→ **Data for this exercise**
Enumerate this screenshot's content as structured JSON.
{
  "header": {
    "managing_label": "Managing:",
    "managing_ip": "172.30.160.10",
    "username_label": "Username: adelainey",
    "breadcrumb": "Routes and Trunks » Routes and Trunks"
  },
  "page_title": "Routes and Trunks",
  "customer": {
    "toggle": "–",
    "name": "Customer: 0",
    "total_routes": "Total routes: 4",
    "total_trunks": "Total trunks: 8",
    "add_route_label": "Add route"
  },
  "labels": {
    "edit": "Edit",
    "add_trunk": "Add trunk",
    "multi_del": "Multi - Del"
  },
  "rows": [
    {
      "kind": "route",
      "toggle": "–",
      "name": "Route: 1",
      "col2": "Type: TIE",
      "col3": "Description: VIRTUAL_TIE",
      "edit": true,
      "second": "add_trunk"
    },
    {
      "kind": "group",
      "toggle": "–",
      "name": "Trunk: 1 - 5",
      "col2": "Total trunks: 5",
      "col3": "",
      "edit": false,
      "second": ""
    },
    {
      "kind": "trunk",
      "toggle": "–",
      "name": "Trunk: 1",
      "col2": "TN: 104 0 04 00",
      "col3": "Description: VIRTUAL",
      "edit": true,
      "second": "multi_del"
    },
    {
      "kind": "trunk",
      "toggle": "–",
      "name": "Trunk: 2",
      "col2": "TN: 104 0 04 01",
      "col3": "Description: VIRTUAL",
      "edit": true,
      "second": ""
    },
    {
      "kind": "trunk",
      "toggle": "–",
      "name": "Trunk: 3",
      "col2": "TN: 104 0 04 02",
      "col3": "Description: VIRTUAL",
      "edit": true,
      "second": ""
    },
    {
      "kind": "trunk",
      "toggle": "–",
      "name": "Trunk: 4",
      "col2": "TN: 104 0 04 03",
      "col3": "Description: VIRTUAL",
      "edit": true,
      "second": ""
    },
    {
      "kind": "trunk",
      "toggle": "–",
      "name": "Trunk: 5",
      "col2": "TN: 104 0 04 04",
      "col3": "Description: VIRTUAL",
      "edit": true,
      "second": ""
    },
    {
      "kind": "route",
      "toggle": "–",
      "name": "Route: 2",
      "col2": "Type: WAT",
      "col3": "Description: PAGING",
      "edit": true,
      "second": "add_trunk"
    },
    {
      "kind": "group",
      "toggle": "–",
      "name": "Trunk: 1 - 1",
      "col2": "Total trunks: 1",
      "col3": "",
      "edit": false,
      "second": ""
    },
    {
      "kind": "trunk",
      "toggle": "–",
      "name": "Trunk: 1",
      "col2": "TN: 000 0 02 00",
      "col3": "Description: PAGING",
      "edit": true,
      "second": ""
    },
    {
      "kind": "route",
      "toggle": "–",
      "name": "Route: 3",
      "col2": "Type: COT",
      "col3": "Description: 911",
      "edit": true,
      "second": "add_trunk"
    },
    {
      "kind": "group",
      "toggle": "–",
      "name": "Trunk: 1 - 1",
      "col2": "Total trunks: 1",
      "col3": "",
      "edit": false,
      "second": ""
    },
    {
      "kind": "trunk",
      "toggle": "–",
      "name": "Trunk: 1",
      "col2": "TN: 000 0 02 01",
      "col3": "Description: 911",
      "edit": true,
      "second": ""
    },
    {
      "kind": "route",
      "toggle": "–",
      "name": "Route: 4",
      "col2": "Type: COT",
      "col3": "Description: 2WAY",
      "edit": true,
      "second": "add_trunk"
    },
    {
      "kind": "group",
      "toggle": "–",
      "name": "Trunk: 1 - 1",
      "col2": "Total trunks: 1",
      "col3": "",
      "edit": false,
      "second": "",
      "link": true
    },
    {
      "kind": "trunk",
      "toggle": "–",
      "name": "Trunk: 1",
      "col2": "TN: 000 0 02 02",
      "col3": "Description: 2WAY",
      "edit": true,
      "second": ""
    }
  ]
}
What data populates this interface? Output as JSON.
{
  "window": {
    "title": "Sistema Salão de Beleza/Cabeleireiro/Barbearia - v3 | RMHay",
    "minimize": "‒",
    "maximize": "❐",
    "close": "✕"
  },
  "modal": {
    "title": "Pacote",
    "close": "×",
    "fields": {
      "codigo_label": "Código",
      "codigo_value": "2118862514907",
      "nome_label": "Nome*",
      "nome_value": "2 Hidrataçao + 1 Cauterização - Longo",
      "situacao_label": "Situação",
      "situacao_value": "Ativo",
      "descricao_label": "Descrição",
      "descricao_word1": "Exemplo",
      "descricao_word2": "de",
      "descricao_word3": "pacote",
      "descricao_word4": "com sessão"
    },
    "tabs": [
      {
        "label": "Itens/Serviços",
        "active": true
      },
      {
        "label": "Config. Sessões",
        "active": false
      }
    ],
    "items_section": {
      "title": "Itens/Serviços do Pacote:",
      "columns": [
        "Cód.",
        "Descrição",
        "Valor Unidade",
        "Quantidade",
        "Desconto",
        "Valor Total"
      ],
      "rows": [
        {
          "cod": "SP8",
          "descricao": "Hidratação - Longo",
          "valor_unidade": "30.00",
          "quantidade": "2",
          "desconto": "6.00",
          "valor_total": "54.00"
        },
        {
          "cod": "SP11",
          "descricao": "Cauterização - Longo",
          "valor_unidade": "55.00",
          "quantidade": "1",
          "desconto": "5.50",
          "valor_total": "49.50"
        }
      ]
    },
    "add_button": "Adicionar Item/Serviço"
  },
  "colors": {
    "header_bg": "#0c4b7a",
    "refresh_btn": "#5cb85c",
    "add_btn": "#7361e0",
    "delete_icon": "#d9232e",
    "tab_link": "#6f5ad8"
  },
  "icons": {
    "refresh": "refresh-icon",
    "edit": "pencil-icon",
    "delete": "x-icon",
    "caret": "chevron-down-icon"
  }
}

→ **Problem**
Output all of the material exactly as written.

→ **Solution below**
Enumerate this screenshot's content as structured JSON.
{
  "header": {
    "managing_label": "Managing:",
    "managing_ip": "172.30.160.10",
    "username_label": "Username: adelainey",
    "breadcrumb": "Routes and Trunks » Routes and Trunks"
  },
  "page_title": "Routes and Trunks",
  "customer": {
    "toggle": "–",
    "name": "Customer: 0",
    "total_routes": "Total routes: 4",
    "total_trunks": "Total trunks: 8",
    "add_route_label": "Add route"
  },
  "labels": {
    "edit": "Edit",
    "add_trunk": "Add trunk",
    "multi_del": "Multi - Del"
  },
  "rows": [
    {
      "kind": "route",
      "toggle": "–",
      "name": "Route: 1",
      "col2": "Type: TIE",
      "col3": "Description: VIRTUAL_TIE",
      "edit": true,
      "second": "add_trunk"
    },
    {
      "kind": "group",
      "toggle": "–",
      "name": "Trunk: 1 - 5",
      "col2": "Total trunks: 5",
      "col3": "",
      "edit": false,
      "second": ""
    },
    {
      "kind": "trunk",
      "toggle": "–",
      "name": "Trunk: 1",
      "col2": "TN: 104 0 04 00",
      "col3": "Description: VIRTUAL",
      "edit": true,
      "second": "multi_del"
    },
    {
      "kind": "trunk",
      "toggle": "–",
      "name": "Trunk: 2",
      "col2": "TN: 104 0 04 01",
      "col3": "Description: VIRTUAL",
      "edit": true,
      "second": ""
    },
    {
      "kind": "trunk",
      "toggle": "–",
      "name": "Trunk: 3",
      "col2": "TN: 104 0 04 02",
      "col3": "Description: VIRTUAL",
      "edit": true,
      "second": ""
    },
    {
      "kind": "trunk",
      "toggle": "–",
      "name": "Trunk: 4",
      "col2": "TN: 104 0 04 03",
      "col3": "Description: VIRTUAL",
      "edit": true,
      "second": ""
    },
    {
      "kind": "trunk",
      "toggle": "–",
      "name": "Trunk: 5",
      "col2": "TN: 104 0 04 04",
      "col3": "Description: VIRTUAL",
      "edit": true,
      "second": ""
    },
    {
      "kind": "route",
      "toggle": "–",
      "name": "Route: 2",
      "col2": "Type: WAT",
      "col3": "Description: PAGING",
      "edit": true,
      "second": "add_trunk"
    },
    {
      "kind": "group",
      "toggle": "–",
      "name": "Trunk: 1 - 1",
      "col2": "Total trunks: 1",
      "col3": "",
      "edit": false,
      "second": ""
    },
    {
      "kind": "trunk",
      "toggle": "–",
      "name": "Trunk: 1",
      "col2": "TN: 000 0 02 00",
      "col3": "Description: PAGING",
      "edit": true,
      "second": ""
    },
    {
      "kind": "route",
      "toggle": "–",
      "name": "Route: 3",
      "col2": "Type: COT",
      "col3": "Description: 911",
      "edit": true,
      "second": "add_trunk"
    },
    {
      "kind": "group",
      "toggle": "–",
      "name": "Trunk: 1 - 1",
      "col2": "Total trunks: 1",
      "col3": "",
      "edit": false,
      "second": ""
    },
    {
      "kind": "trunk",
      "toggle": "–",
      "name": "Trunk: 1",
      "col2": "TN: 000 0 02 01",
      "col3": "Description: 911",
      "edit": true,
      "second": ""
    },
    {
      "kind": "route",
      "toggle": "–",
      "name": "Route: 4",
      "col2": "Type: COT",
      "col3": "Description: 2WAY",
      "edit": true,
      "second": "add_trunk"
    },
    {
      "kind": "group",
      "toggle": "–",
      "name": "Trunk: 1 - 1",
      "col2": "Total trunks: 1",
      "col3": "",
      "edit": false,
      "second": "",
      "link": true
    },
    {
      "kind": "trunk",
      "toggle": "–",
      "name": "Trunk: 1",
      "col2": "TN: 000 0 02 02",
      "col3": "Description: 2WAY",
      "edit": true,
      "second": ""
    }
  ]
}
What data populates this interface? Output as JSON.
{
  "window": {
    "title": "Sistema Salão de Beleza/Cabeleireiro/Barbearia - v3 | RMHay",
    "minimize": "‒",
    "maximize": "❐",
    "close": "✕"
  },
  "modal": {
    "title": "Pacote",
    "close": "×",
    "fields": {
      "codigo_label": "Código",
      "codigo_value": "2118862514907",
      "nome_label": "Nome*",
      "nome_value": "2 Hidrataçao + 1 Cauterização - Longo",
      "situacao_label": "Situação",
      "situacao_value": "Ativo",
      "descricao_label": "Descrição",
      "descricao_word1": "Exemplo",
      "descricao_word2": "de",
      "descricao_word3": "pacote",
      "descricao_word4": "com sessão"
    },
    "tabs": [
      {
        "label": "Itens/Serviços",
        "active": true
      },
      {
        "label": "Config. Sessões",
        "active": false
      }
    ],
    "items_section": {
      "title": "Itens/Serviços do Pacote:",
      "columns": [
        "Cód.",
        "Descrição",
        "Valor Unidade",
        "Quantidade",
        "Desconto",
        "Valor Total"
      ],
      "rows": [
        {
          "cod": "SP8",
          "descricao": "Hidratação - Longo",
          "valor_unidade": "30.00",
          "quantidade": "2",
          "desconto": "6.00",
          "valor_total": "54.00"
        },
        {
          "cod": "SP11",
          "descricao": "Cauterização - Longo",
          "valor_unidade": "55.00",
          "quantidade": "1",
          "desconto": "5.50",
          "valor_total": "49.50"
        }
      ]
    },
    "add_button": "Adicionar Item/Serviço"
  },
  "colors": {
    "header_bg": "#0c4b7a",
    "refresh_btn": "#5cb85c",
    "add_btn": "#7361e0",
    "delete_icon": "#d9232e",
    "tab_link": "#6f5ad8"
  },
  "icons": {
    "refresh": "refresh-icon",
    "edit": "pencil-icon",
    "delete": "x-icon",
    "caret": "chevron-down-icon"
  }
}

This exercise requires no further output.